Ever considered second-hand holiday shopping? I’m not kidding. If you've been thinking about clearing out your crawlspace, now is the time. Bicycles, gaming systems in good working order, and baby gear items in good condition are in high demand this time of year.
If you can sell a few items at a fair price, you can put that money toward other important holiday expenses — like rum and eggnog.
I’ve used Craigslist in the past, but I prefer Kijiji. They both operate in pretty much the same way. Kijiji (pronounced "ka-gee-gee") is owned and operated by eBay. Like Craigslist, it uses the classified ad format of buying and selling items locally. It's FREE to post your ad, there’s no tax and no shipping costs and it's “green.” It really is a Christmas miracle when you find that Wii Gaming system that retails for $250 but since the seller has moved on to Xbox they’re practically giving it away and throwing in all their games, too.
I know my way around the Kijiji network, so here are a few tips to share. Consider this my FREE gift to you.
Include photos. People want to see your goods—so to speak. Make sure photos are clear and show the item from several angles.
Set and post a price. The whole “Or best offer” thing is awkward. Expect that buyers will offer less, so decide ahead of time how low you’re willing to go.
Search your item in other Kijiji ads, on Craiglist and eBay. Factor in the age and condition of the item and what it sold for originally. Use this information to price your item reasonably.
Don’t post any personal information in your add—your name, phone number, or home address.
If you have an email signature attached to your email, remove it when corresponding with potential buyers (I forgot last time and lost sleep over it). Better yet, use your “junk” email address—the generic one you use for entering contests, etc.
Be honest and specific. If the item has a scratch or is missing an accessory, state this in the ad.
Keeps ads short, include all relevant information and spell-check before posting.
Include something like, “If this item is still posted, it is still available. When it is sold, I will remove the ad immediately.” This will lessen the annoying, “Is this item still available?” messages you may receive.

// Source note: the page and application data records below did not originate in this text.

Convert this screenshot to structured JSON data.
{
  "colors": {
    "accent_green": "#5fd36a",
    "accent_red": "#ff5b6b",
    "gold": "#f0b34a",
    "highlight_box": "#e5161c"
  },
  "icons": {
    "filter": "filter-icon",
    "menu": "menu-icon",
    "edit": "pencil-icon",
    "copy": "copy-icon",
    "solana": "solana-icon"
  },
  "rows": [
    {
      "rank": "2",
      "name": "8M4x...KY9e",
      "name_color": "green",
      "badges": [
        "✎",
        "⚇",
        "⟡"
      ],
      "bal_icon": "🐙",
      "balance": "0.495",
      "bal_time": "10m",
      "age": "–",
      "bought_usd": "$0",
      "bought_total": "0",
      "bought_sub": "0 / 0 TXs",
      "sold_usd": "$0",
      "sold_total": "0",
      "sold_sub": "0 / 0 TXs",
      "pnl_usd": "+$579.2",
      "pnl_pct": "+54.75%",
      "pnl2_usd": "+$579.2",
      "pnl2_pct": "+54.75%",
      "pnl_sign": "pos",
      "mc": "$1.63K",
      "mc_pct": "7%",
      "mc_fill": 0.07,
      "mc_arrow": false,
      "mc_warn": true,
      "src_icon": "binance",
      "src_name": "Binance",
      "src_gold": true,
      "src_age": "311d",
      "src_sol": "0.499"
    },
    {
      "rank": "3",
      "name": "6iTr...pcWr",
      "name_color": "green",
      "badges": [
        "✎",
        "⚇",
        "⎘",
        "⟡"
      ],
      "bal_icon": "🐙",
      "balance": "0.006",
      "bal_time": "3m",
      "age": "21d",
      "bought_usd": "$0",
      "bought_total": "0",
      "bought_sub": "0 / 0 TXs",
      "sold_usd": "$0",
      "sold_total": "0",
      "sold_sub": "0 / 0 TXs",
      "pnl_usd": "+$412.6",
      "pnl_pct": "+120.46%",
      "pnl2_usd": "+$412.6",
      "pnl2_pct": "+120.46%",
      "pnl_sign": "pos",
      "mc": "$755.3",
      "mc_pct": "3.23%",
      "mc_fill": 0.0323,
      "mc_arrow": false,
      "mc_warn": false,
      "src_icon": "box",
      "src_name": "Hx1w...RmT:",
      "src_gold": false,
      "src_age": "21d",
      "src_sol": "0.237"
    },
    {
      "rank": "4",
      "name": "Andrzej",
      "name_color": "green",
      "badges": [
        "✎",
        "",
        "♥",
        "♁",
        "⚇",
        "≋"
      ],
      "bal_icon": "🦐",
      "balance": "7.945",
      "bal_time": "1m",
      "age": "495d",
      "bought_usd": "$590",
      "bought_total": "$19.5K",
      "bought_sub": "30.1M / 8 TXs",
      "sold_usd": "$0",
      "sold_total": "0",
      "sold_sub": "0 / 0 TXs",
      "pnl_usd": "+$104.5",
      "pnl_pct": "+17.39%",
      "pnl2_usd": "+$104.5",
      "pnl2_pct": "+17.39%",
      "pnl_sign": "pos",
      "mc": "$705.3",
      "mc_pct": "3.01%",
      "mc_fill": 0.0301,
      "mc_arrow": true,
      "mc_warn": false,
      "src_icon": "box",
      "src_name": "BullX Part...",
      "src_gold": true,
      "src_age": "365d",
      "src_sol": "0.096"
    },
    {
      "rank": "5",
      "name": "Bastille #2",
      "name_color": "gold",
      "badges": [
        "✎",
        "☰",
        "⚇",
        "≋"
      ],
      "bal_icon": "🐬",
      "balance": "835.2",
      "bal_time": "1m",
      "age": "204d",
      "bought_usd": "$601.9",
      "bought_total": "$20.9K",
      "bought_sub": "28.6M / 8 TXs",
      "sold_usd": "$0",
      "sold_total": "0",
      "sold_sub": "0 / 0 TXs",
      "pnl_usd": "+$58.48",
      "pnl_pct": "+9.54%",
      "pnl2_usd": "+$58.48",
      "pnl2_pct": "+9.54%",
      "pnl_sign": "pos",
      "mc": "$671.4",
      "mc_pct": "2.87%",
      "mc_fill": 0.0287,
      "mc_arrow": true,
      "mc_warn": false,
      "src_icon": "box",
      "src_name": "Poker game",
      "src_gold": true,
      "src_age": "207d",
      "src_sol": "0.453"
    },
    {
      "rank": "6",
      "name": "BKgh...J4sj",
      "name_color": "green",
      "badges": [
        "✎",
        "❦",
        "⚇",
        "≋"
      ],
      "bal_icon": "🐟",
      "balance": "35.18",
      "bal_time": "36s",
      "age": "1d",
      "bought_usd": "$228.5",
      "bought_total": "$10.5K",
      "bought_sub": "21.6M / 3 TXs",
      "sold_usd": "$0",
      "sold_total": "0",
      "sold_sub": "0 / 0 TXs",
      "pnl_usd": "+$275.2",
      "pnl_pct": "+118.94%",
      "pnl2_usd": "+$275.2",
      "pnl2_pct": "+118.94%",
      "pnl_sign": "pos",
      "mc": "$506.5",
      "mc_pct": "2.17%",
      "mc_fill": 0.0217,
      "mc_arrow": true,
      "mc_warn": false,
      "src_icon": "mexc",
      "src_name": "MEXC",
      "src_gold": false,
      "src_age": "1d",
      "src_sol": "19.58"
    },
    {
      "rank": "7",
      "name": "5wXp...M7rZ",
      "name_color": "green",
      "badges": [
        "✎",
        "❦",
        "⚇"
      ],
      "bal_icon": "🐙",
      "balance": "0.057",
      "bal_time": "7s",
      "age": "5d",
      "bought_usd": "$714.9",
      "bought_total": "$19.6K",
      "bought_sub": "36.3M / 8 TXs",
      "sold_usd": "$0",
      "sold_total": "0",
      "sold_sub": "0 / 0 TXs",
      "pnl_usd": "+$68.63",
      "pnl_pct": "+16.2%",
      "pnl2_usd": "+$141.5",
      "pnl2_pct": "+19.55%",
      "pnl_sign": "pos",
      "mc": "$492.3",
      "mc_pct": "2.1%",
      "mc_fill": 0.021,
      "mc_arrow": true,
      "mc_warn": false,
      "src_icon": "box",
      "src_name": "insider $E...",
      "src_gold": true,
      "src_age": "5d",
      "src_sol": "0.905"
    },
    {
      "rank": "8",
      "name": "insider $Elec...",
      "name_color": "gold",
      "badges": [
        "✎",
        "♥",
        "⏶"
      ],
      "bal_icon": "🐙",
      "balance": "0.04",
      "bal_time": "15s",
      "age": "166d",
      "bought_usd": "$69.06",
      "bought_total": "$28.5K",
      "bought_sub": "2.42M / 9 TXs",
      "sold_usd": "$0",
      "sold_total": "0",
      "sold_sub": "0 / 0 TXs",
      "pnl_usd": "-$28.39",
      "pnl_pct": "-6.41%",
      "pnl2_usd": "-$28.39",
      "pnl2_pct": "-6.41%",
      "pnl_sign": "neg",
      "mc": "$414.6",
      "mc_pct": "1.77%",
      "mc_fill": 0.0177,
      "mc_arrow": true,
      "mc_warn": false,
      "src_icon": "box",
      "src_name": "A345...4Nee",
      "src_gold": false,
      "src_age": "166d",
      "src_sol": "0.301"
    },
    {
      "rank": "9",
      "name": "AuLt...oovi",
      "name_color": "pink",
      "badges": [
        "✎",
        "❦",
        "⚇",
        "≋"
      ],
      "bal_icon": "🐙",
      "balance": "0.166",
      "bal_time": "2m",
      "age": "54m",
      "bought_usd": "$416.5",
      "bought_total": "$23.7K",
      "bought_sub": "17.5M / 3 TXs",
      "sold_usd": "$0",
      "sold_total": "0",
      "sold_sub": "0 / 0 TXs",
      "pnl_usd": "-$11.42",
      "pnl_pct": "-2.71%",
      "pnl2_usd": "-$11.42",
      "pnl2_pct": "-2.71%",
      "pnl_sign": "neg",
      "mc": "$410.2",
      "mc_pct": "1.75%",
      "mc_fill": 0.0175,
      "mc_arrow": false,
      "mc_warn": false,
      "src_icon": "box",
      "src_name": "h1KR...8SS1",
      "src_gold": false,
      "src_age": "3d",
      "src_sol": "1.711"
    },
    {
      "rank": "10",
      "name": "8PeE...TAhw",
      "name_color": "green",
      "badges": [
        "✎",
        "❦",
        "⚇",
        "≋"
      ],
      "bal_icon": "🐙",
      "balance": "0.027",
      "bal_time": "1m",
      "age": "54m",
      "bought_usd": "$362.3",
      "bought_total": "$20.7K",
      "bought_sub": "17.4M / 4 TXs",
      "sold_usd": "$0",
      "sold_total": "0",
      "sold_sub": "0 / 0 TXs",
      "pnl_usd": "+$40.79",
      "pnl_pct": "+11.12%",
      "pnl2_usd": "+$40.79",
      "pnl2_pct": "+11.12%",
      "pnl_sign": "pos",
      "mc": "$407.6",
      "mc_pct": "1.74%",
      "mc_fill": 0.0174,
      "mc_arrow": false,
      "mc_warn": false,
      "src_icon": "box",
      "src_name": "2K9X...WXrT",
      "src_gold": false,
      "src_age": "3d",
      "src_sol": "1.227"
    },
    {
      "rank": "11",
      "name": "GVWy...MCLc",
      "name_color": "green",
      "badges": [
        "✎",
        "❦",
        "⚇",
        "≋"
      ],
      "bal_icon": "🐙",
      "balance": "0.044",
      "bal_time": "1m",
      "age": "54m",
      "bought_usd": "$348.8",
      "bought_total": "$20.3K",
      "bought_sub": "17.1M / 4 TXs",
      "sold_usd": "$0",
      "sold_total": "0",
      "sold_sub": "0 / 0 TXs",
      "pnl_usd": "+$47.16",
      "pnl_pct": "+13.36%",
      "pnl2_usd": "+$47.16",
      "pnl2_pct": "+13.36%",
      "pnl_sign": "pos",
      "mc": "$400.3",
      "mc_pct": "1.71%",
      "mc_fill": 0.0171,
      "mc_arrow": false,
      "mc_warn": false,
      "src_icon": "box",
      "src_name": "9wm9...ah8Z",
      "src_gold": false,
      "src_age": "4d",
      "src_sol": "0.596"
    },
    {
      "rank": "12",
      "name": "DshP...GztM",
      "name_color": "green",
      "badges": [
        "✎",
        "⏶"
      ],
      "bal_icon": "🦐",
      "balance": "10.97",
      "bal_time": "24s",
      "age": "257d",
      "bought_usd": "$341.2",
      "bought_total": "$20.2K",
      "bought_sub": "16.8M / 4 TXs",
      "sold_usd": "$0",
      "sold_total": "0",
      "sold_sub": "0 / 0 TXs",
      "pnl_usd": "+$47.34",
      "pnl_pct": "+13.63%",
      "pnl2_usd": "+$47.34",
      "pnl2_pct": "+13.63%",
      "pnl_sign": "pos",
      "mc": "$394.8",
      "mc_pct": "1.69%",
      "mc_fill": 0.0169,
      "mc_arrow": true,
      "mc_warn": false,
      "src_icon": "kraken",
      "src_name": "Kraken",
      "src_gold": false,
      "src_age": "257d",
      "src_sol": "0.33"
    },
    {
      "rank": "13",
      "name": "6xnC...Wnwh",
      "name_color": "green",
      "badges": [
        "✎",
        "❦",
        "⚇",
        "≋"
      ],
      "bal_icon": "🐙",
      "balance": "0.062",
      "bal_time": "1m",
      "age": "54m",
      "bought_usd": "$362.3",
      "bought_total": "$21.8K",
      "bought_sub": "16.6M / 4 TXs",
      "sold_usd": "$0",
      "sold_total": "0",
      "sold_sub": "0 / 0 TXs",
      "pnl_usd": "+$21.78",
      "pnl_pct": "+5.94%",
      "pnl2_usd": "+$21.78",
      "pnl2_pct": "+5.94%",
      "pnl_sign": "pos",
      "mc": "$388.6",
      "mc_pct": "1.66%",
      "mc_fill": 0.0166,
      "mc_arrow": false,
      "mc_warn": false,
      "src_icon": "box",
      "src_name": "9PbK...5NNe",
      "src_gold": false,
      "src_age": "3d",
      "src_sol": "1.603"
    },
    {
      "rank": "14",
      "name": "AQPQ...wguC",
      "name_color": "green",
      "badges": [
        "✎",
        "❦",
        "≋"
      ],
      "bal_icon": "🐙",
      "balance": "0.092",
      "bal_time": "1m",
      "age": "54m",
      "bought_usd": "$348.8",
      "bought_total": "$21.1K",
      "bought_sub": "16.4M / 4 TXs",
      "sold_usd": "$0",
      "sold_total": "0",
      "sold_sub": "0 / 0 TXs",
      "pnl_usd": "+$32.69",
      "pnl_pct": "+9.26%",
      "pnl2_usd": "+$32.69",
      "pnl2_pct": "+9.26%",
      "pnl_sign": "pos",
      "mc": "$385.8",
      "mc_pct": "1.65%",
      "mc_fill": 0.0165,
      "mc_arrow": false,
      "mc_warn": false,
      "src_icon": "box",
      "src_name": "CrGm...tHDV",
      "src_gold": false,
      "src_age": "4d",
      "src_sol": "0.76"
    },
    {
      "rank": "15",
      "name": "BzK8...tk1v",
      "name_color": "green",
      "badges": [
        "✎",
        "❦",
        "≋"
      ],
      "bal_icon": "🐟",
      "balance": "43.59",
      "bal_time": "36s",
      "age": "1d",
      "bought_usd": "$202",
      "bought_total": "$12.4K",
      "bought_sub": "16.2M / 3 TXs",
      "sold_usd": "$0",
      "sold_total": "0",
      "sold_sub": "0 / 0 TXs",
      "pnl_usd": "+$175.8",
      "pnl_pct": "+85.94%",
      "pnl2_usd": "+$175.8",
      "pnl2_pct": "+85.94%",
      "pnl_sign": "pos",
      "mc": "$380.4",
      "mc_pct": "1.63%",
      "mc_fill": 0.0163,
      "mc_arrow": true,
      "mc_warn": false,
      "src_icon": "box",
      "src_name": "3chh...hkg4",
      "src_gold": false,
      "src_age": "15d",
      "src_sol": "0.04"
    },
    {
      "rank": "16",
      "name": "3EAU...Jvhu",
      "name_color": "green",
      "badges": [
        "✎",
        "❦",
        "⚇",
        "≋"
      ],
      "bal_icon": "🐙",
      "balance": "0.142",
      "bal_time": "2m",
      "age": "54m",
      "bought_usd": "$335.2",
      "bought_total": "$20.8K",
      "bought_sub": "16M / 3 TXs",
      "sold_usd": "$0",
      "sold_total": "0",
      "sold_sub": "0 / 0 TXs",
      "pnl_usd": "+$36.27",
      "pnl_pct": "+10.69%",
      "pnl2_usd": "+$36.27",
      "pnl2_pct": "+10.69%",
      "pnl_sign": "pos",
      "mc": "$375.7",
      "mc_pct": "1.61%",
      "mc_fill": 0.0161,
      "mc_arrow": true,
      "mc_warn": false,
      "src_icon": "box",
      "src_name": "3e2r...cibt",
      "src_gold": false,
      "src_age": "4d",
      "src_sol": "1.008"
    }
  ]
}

Respond to the first reply to your ad. Set up a date and time for pick up. Then confirm the price. For example, “The price is $45 cash and you’ll be picking it up on Tuesday at 4pm, correct?” Then edit your ad title with the letters PPU. This lets people know that the item is “Pending Pick Up.”
Respond to any other interested buyers with something like, “Thanks for your interest in the Thigh Master. It is currently sold, pending pick up. If the buyer doesn’t show up, I’ll be sure to let you know.”
Remove the ad as soon as the item is absolutely sold.
Safety is important. If you’re uncomfortable giving out your home address, ask to meet at a public place—the mall for example. Do not let buyers into your home. The garage with the door open to the street is a meeting place option. Make sure your spouse or a friend is there with you at pick up.
Check frequently—lots of new ads go up hourly so keep looking. You have to be fast to snap up the good deals.
Purchases are made in cash so hit the ATM on your way to pick up your item and bring exact change.
If you don’t like the item once you see it in person, you have every right to walk away. Politely.
Do not go into a seller’s home. Do your dealings outside. Bring a buddy with you.
Use your generic email addresses for correspondence.
Some might consider secondhand Christmas gifts tacky. I disagree. It's not like you're going to buy your dad a moth-eaten Christmas sweater or give your son a set of Encyclopedia Britannica circa 1978. There are some perfect finds out there—something just right for you at a price that can't be beat. That vintage album that you know your husband would love or that sweet wooden dollhouse that some little girl loved but has outgrown? They're out there waiting for you. I found a guinea pig cage with all the accessories, food, etc. for a fraction of the price I would have paid at the store. This was part of my son's early Christmas gift. I also found a brand new wetsuit for my daughter who freezes in the swimming pool. The seller had ordered the wrong size and couldn't return it so they sold it on Kijiji for peanuts.
Always follow proper Kijiji etiquette and keep safety in mind, and you too can have yourself a Kijiji little Christmas and a Craigslist New Year!